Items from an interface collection
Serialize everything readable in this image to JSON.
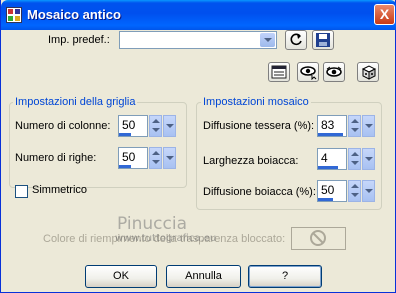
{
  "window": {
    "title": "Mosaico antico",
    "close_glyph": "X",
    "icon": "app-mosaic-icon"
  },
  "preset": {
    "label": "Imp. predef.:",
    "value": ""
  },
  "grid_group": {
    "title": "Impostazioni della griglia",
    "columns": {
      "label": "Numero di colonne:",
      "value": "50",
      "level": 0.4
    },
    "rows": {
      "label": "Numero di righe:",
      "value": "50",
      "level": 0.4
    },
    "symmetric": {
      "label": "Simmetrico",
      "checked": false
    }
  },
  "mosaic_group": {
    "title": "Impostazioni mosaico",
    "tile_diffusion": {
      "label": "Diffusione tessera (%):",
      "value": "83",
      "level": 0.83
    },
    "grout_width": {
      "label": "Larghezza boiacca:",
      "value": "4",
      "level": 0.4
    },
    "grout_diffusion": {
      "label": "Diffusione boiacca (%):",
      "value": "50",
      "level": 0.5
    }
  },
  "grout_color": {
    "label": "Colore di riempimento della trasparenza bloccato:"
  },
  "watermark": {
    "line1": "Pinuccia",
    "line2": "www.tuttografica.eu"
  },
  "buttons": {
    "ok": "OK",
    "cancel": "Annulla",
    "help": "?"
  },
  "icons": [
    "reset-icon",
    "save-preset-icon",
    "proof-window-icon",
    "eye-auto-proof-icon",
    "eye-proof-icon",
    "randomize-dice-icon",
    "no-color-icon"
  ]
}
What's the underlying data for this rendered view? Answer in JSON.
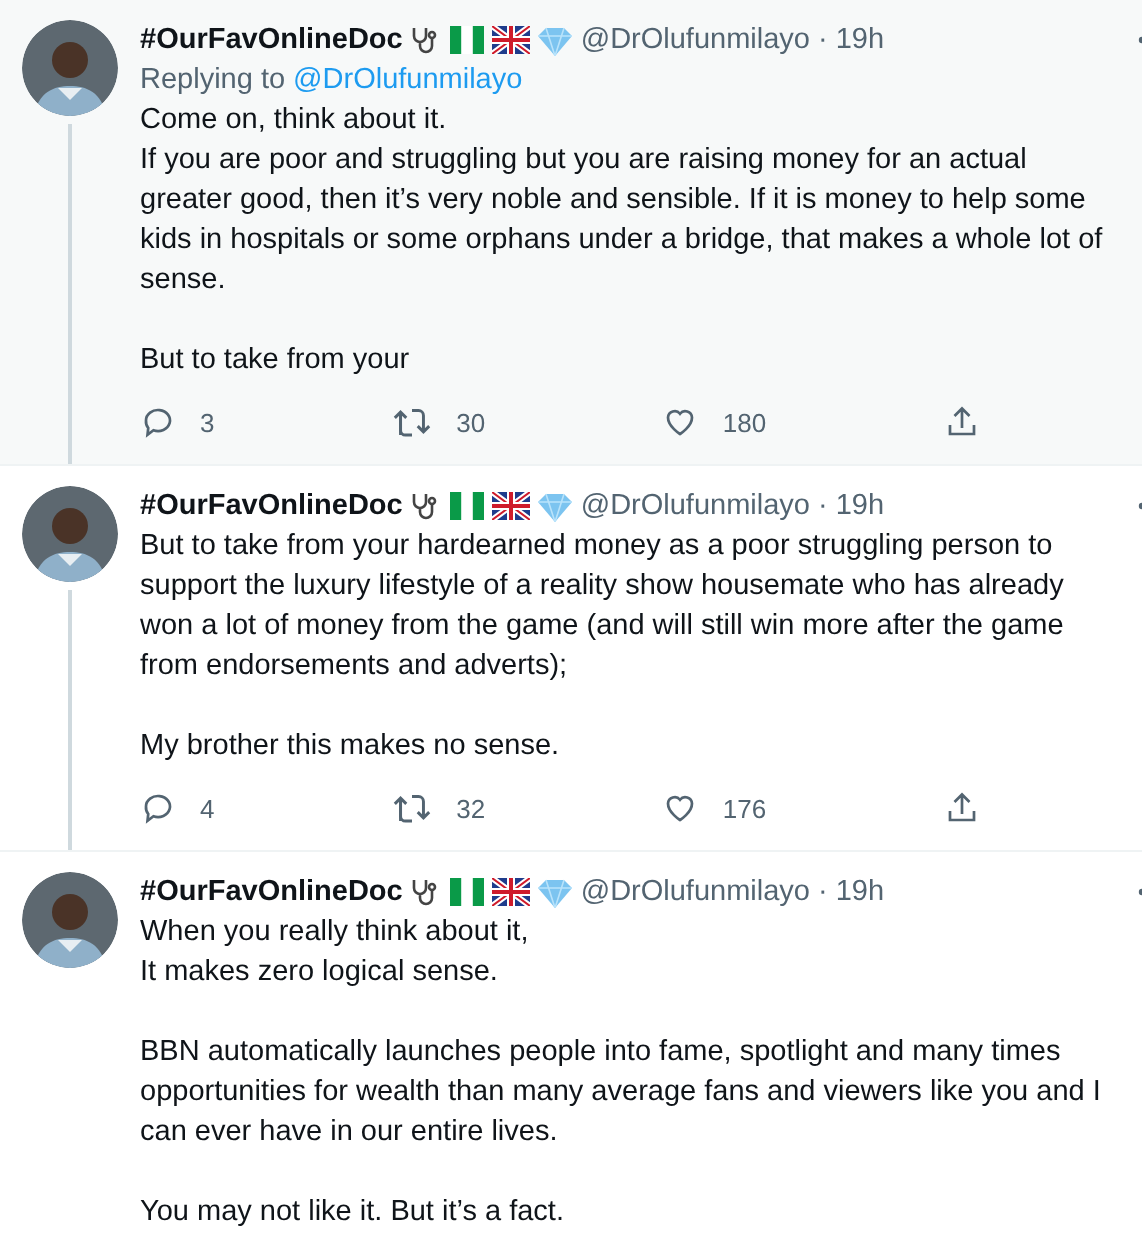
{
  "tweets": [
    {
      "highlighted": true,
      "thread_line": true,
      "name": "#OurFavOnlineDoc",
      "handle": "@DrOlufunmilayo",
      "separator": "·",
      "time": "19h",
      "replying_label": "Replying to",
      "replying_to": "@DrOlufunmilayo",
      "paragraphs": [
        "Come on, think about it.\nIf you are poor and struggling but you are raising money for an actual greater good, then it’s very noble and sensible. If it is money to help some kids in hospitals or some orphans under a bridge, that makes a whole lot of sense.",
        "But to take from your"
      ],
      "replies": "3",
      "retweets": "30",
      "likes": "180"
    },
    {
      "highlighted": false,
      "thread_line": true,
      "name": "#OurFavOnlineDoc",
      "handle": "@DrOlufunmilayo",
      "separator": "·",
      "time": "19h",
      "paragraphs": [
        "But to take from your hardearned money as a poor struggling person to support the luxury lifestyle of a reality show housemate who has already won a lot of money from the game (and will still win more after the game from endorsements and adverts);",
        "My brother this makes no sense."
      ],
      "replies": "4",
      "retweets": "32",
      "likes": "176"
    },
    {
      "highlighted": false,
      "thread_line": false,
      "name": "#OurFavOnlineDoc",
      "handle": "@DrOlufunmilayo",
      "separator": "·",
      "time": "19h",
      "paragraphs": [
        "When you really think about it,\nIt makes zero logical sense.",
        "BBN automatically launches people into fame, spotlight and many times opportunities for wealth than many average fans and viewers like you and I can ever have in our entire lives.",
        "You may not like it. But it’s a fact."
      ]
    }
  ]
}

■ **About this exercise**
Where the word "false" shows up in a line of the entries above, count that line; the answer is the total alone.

■ **Task solution**
4